** Opening Entries supplied block **
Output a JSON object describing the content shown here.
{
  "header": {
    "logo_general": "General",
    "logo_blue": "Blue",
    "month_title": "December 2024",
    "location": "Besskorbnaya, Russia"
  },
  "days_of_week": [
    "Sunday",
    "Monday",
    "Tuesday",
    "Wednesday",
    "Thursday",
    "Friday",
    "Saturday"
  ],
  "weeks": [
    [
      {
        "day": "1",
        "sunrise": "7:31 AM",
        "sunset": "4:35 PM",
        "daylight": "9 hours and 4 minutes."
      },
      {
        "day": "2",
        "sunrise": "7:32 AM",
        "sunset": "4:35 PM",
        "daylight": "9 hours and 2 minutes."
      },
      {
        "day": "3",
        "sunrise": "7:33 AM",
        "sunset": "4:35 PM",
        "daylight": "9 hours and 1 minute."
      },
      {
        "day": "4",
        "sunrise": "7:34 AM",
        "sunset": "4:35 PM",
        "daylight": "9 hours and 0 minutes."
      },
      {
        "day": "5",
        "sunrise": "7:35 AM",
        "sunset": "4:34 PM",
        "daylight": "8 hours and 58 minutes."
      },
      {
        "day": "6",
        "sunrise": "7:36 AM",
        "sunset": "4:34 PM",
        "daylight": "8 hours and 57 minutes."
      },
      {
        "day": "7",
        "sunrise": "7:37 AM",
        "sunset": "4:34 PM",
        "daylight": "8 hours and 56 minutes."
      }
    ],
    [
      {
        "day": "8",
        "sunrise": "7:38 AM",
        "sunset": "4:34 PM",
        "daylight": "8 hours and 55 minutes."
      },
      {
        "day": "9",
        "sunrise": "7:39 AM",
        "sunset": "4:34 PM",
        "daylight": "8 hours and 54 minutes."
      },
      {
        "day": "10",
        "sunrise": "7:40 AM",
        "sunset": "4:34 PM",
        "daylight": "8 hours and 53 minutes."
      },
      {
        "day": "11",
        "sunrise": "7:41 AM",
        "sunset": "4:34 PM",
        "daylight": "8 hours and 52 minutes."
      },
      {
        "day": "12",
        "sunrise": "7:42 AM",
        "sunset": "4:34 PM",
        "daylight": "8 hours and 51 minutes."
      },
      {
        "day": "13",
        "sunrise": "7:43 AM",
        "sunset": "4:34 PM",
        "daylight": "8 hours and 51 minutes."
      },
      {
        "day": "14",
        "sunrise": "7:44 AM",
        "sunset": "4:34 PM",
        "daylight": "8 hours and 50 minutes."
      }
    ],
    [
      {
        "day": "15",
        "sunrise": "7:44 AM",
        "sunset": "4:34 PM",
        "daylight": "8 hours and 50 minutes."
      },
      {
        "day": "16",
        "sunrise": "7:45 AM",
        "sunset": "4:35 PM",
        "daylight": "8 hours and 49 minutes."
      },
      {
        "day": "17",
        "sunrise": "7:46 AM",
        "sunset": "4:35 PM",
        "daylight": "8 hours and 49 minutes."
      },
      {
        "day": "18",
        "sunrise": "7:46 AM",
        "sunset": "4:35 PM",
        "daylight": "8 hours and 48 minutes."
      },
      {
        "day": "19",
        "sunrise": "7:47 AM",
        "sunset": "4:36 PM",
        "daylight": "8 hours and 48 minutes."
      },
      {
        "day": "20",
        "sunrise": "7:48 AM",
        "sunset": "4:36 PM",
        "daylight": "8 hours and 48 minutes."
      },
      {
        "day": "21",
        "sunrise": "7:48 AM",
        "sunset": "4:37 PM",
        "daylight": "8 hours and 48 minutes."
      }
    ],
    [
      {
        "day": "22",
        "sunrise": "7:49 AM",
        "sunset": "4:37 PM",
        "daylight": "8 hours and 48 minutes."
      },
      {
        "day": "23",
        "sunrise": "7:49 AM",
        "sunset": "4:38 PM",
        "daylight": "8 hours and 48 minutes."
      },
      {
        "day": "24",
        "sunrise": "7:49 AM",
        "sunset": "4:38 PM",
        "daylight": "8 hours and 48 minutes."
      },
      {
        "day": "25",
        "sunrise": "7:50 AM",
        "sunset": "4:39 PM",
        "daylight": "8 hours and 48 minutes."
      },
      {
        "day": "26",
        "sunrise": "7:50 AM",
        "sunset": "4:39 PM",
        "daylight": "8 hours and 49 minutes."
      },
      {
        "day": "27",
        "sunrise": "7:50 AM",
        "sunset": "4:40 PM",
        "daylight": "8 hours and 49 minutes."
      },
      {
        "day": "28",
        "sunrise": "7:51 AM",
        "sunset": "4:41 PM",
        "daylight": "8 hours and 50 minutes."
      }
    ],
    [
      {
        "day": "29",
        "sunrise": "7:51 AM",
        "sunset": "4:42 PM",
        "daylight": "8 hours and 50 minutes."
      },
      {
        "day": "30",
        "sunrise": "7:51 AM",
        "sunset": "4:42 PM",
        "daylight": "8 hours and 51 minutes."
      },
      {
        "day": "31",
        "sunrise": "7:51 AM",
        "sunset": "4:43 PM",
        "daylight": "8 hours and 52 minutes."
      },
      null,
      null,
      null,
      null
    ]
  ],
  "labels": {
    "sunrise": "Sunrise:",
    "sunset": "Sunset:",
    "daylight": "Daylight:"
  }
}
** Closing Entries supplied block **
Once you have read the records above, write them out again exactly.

Output a JSON object describing the content shown here.
{
  "header": {
    "logo_general": "General",
    "logo_blue": "Blue",
    "month_title": "December 2024",
    "location": "Besskorbnaya, Russia"
  },
  "days_of_week": [
    "Sunday",
    "Monday",
    "Tuesday",
    "Wednesday",
    "Thursday",
    "Friday",
    "Saturday"
  ],
  "weeks": [
    [
      {
        "day": "1",
        "sunrise": "7:31 AM",
        "sunset": "4:35 PM",
        "daylight": "9 hours and 4 minutes."
      },
      {
        "day": "2",
        "sunrise": "7:32 AM",
        "sunset": "4:35 PM",
        "daylight": "9 hours and 2 minutes."
      },
      {
        "day": "3",
        "sunrise": "7:33 AM",
        "sunset": "4:35 PM",
        "daylight": "9 hours and 1 minute."
      },
      {
        "day": "4",
        "sunrise": "7:34 AM",
        "sunset": "4:35 PM",
        "daylight": "9 hours and 0 minutes."
      },
      {
        "day": "5",
        "sunrise": "7:35 AM",
        "sunset": "4:34 PM",
        "daylight": "8 hours and 58 minutes."
      },
      {
        "day": "6",
        "sunrise": "7:36 AM",
        "sunset": "4:34 PM",
        "daylight": "8 hours and 57 minutes."
      },
      {
        "day": "7",
        "sunrise": "7:37 AM",
        "sunset": "4:34 PM",
        "daylight": "8 hours and 56 minutes."
      }
    ],
    [
      {
        "day": "8",
        "sunrise": "7:38 AM",
        "sunset": "4:34 PM",
        "daylight": "8 hours and 55 minutes."
      },
      {
        "day": "9",
        "sunrise": "7:39 AM",
        "sunset": "4:34 PM",
        "daylight": "8 hours and 54 minutes."
      },
      {
        "day": "10",
        "sunrise": "7:40 AM",
        "sunset": "4:34 PM",
        "daylight": "8 hours and 53 minutes."
      },
      {
        "day": "11",
        "sunrise": "7:41 AM",
        "sunset": "4:34 PM",
        "daylight": "8 hours and 52 minutes."
      },
      {
        "day": "12",
        "sunrise": "7:42 AM",
        "sunset": "4:34 PM",
        "daylight": "8 hours and 51 minutes."
      },
      {
        "day": "13",
        "sunrise": "7:43 AM",
        "sunset": "4:34 PM",
        "daylight": "8 hours and 51 minutes."
      },
      {
        "day": "14",
        "sunrise": "7:44 AM",
        "sunset": "4:34 PM",
        "daylight": "8 hours and 50 minutes."
      }
    ],
    [
      {
        "day": "15",
        "sunrise": "7:44 AM",
        "sunset": "4:34 PM",
        "daylight": "8 hours and 50 minutes."
      },
      {
        "day": "16",
        "sunrise": "7:45 AM",
        "sunset": "4:35 PM",
        "daylight": "8 hours and 49 minutes."
      },
      {
        "day": "17",
        "sunrise": "7:46 AM",
        "sunset": "4:35 PM",
        "daylight": "8 hours and 49 minutes."
      },
      {
        "day": "18",
        "sunrise": "7:46 AM",
        "sunset": "4:35 PM",
        "daylight": "8 hours and 48 minutes."
      },
      {
        "day": "19",
        "sunrise": "7:47 AM",
        "sunset": "4:36 PM",
        "daylight": "8 hours and 48 minutes."
      },
      {
        "day": "20",
        "sunrise": "7:48 AM",
        "sunset": "4:36 PM",
        "daylight": "8 hours and 48 minutes."
      },
      {
        "day": "21",
        "sunrise": "7:48 AM",
        "sunset": "4:37 PM",
        "daylight": "8 hours and 48 minutes."
      }
    ],
    [
      {
        "day": "22",
        "sunrise": "7:49 AM",
        "sunset": "4:37 PM",
        "daylight": "8 hours and 48 minutes."
      },
      {
        "day": "23",
        "sunrise": "7:49 AM",
        "sunset": "4:38 PM",
        "daylight": "8 hours and 48 minutes."
      },
      {
        "day": "24",
        "sunrise": "7:49 AM",
        "sunset": "4:38 PM",
        "daylight": "8 hours and 48 minutes."
      },
      {
        "day": "25",
        "sunrise": "7:50 AM",
        "sunset": "4:39 PM",
        "daylight": "8 hours and 48 minutes."
      },
      {
        "day": "26",
        "sunrise": "7:50 AM",
        "sunset": "4:39 PM",
        "daylight": "8 hours and 49 minutes."
      },
      {
        "day": "27",
        "sunrise": "7:50 AM",
        "sunset": "4:40 PM",
        "daylight": "8 hours and 49 minutes."
      },
      {
        "day": "28",
        "sunrise": "7:51 AM",
        "sunset": "4:41 PM",
        "daylight": "8 hours and 50 minutes."
      }
    ],
    [
      {
        "day": "29",
        "sunrise": "7:51 AM",
        "sunset": "4:42 PM",
        "daylight": "8 hours and 50 minutes."
      },
      {
        "day": "30",
        "sunrise": "7:51 AM",
        "sunset": "4:42 PM",
        "daylight": "8 hours and 51 minutes."
      },
      {
        "day": "31",
        "sunrise": "7:51 AM",
        "sunset": "4:43 PM",
        "daylight": "8 hours and 52 minutes."
      },
      null,
      null,
      null,
      null
    ]
  ],
  "labels": {
    "sunrise": "Sunrise:",
    "sunset": "Sunset:",
    "daylight": "Daylight:"
  }
}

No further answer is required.